The Sanctuary was established and visited by primate researchers in 1981, whose follow up studies highlighted the higher densities of Black Howler Monkey associated with riparian rather than other types of forest . After initial consultation with the villagers in 1984, an application was made to WWF USA in 1985 for funds to set up the reserve.
Local landowners and the Bermudian Landing Village Council signed a voluntary management agreement in 1985, with technical support provided by R- Horwich of Community Conservation Consultants (TJSA). The reserve has expanded since, to 11520 acres in 1986 (about 60 land owners) as more landowners have joined the project and committed themselves to the land management practices winch accommodate the Howler monkey (known as baboons in Creole).

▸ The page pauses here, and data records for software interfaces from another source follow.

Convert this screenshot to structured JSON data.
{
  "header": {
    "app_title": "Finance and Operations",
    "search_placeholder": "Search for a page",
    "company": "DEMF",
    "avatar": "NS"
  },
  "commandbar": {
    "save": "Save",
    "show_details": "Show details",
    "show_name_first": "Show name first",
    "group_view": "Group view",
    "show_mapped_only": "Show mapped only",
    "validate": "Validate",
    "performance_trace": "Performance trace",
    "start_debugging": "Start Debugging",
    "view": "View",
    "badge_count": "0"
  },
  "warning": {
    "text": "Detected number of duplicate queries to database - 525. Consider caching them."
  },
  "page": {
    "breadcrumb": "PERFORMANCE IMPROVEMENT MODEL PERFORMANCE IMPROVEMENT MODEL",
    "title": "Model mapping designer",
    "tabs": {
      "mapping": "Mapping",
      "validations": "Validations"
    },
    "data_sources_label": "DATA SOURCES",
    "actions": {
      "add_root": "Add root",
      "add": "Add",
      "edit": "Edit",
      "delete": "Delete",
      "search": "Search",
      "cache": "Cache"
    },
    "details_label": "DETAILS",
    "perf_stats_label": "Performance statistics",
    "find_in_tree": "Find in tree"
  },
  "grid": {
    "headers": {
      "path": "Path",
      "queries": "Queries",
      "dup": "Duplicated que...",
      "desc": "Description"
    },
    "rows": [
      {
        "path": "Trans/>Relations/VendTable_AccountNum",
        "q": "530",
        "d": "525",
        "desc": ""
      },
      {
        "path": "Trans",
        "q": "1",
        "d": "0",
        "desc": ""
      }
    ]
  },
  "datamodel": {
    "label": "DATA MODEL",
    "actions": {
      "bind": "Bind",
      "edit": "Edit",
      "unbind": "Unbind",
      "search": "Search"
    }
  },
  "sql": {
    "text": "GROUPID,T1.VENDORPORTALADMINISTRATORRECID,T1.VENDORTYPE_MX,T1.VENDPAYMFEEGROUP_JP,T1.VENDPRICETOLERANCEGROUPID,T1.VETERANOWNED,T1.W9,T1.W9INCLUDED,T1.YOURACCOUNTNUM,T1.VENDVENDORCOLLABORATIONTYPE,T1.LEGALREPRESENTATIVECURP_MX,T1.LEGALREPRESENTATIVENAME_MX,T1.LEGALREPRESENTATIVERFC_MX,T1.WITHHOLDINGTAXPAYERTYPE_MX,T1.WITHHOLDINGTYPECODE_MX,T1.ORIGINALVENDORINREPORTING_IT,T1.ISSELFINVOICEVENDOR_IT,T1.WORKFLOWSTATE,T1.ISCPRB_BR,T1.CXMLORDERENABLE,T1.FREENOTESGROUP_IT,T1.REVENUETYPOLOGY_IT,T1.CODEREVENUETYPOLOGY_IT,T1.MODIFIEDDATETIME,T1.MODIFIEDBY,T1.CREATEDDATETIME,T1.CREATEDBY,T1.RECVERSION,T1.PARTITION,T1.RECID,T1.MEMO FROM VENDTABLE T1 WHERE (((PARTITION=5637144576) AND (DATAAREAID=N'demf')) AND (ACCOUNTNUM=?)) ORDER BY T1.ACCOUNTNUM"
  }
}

By March 1987, 6 other villages in the area were party to the agreement and there are now 70 land owners who have signed the voluntary pledge, and 30 others who cooperate with it In addition to Bermudian Landing, the other settlements involved are Flowers Bank, Isabella Bank, Big Falls/St Pauls Bank, Willows Bank, Double Head Cabbage, and Scotland Halfmoon.
A variety of other mammals are found in the reserve or nearby, including Bird’s Tapir and the Jaguarundi. Reptiles include Morelet’s Crocodile, Iguana and the Central American River Turtle. Local people report that deer are beginning to re-appear and that birds are becoming more abundant Whilst 59 species of birds were recorded by Zisman in 1989, the number identified with increased investigation has risen to 250.

April 8, 2010 Posted by | Tourism | , , , , | 3 Comments